I have established strong links with outstanding international collaborators, such as Professor Ludger Johannes, Curie Institute, and Prof. Tom Kirchausen, Harvard University, and the proposed program will strengthen and extend these links. My involvement in the ARC Centre of Excellence in Convergent Bio-Nano Science and Technology has opened up some of the exciting new linkages that form the basis of this proposal. Together with Drs Johnston (Monash) and McGhee (UNSW) we have translated our 3D EM data obtained from whole cell ultrastructural analyses into a VR experience. This collaboration has been very fruitful and our success will be leveraged to extend these simulations to in vivo models and different tissues.

I have made seminal contributions driven primarily by the research interests of my collaborators (e.g. Miaczynska et al, Cell 2004, 407 citations, FWCI 8.22; Takasato et al, Nature 2015, 362 citations, FWCI 13.9). These have included highly cited seminal papers on crucial conserved endocytic proteins (Chavrier et al, Cell 1990, 963 citations; Bucci et al, Cell 1992, 1057 citations), a collaboration which still continues with recent papers in Nature (Murray et al, 2016, 44 citations, FWCI 2.88) and eLife (Hsu et al, 2018, 7 citations, FWCI 2.17). Many of these required development of new techniques. For example, I developed new quantitative electron microscopic techniques to identify nanodomains in the inner leaflet of the plasma membrane, resulting in high profile publications in Nature Cell Biology (Roy et al, 1999, 384 citations; Prior et al, 2001, 400 citations), the Journal of Cell Biology (Prior et al, 2003, 495 citations, FWCI 7.81), and Proceedings of the National Academy of Science. Over the following years, the method has been used in numerous studies by other groups and has resulted in high impact breakthroughs including dissection of the nanoscale organisation of lipid-anchored signalling proteins in the plasma membrane (eg. Zhou et al, Science, 2015; Zhou et al, Cell, 2017).

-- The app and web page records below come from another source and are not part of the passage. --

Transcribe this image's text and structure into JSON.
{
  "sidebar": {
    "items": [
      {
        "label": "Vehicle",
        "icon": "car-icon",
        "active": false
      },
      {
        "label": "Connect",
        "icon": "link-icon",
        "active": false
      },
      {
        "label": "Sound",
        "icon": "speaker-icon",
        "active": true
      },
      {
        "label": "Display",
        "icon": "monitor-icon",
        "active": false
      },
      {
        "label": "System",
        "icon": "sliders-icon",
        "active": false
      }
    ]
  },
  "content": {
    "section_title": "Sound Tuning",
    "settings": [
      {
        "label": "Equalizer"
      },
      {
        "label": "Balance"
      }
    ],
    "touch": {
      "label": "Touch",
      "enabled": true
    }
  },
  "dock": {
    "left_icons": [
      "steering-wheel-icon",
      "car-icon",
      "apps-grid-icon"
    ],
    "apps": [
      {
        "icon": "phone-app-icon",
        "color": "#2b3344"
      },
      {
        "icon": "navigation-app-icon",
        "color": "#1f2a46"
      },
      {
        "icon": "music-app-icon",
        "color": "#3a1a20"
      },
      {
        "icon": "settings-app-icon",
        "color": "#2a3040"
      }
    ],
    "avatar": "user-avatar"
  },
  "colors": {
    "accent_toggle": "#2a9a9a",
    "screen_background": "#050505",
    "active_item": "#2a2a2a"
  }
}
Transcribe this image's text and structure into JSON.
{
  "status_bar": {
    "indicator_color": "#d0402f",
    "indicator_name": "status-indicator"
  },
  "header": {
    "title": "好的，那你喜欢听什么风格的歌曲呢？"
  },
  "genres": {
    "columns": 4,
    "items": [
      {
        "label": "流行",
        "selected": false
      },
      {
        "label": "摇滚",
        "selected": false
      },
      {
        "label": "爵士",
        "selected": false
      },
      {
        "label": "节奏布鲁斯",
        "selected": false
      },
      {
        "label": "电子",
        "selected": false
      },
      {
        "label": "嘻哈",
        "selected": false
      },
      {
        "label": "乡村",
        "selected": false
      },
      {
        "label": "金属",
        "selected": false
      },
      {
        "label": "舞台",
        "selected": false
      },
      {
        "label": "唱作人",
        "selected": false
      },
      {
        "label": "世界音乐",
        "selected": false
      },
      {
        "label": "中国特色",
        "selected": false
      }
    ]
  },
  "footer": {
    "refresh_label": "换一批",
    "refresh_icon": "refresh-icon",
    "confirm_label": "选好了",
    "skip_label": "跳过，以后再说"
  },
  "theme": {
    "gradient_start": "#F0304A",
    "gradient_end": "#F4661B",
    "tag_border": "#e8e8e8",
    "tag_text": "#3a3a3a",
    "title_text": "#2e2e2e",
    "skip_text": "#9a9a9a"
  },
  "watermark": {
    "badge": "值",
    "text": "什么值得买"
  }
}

  • ARC grant Making muscle: molecular dissection of membrane domain formation